In this crazy digital age, sometimes all we really want is to reach out and touch something. Maybe that’s why so many of us are still gung-ho about owning stuff on DVD. It’s tangible. It’s real. It’s tech from a bygone era that still feels relevant, yet also kitschy and retro. It’s basically vinyl for people born after 1990.


Inevitably we all have that friend whose love of the disc is so absolutely repellent that he makes the technology less appealing. “The resolution, man. The colors. You can’t get latitude like that on a download.” Go to hell, Tim.

Yes, Tim sucks, and you don’t want to be like Tim, but maybe he’s onto something and DVD is still the future. Here are some benefits that go beyond touch.

It’s Decor and Decorum

With DVDs and a handsome bookshelf you can show off your great taste in film and television without showing off your search history. Good for first dates, dinner parties, family reunions, etc.


Forget Public Wifi

Warm up that optical drive. No more awkwardly streaming episodes on shady free wifi!



Internet service goes down. It happens all the time. It could happen right now. Then what? Without a DVD on hand you’ll be forced to make eye contact with your friends and family. Or worse – conversation.


Self Defense

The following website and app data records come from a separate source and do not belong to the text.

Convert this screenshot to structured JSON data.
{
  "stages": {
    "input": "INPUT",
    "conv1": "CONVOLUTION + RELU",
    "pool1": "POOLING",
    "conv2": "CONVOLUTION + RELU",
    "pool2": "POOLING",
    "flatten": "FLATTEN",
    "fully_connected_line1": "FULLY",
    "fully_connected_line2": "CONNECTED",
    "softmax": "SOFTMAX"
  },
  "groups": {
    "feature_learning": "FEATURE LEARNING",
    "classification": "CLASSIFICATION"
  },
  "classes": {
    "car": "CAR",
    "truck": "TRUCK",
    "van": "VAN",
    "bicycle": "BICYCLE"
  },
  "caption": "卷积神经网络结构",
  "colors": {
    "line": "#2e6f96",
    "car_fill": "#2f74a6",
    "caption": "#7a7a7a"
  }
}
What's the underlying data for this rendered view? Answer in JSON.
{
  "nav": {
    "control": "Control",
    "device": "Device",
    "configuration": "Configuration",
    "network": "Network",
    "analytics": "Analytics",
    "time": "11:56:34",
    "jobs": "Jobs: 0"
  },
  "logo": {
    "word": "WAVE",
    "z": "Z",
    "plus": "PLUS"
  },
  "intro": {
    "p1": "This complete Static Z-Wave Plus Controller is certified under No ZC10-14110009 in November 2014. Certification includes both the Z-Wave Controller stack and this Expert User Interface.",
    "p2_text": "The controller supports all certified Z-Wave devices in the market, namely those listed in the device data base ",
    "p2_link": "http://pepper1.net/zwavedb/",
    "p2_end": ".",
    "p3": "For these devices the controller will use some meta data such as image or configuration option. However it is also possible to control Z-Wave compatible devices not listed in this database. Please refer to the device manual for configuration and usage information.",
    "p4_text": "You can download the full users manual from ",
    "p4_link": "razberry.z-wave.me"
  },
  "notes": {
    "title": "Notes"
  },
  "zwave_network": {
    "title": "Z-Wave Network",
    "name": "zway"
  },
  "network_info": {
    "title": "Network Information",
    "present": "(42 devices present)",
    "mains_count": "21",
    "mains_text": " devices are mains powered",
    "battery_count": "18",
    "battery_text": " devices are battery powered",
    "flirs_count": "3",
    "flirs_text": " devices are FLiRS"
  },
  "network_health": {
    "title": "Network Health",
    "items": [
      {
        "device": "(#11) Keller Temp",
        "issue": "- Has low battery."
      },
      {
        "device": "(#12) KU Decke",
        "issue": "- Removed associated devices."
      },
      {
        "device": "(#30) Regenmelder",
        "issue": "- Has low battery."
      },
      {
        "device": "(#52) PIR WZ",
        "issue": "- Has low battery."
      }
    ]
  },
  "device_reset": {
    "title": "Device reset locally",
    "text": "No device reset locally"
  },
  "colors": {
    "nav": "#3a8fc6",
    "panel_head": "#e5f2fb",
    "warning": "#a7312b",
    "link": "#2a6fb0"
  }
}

You can’t throw a download like a ninja star. Think about it.


If you’d like to experience the benefits DVD ownership yourself, Portlandia Season 7 is now available on DVD and Blue-Ray.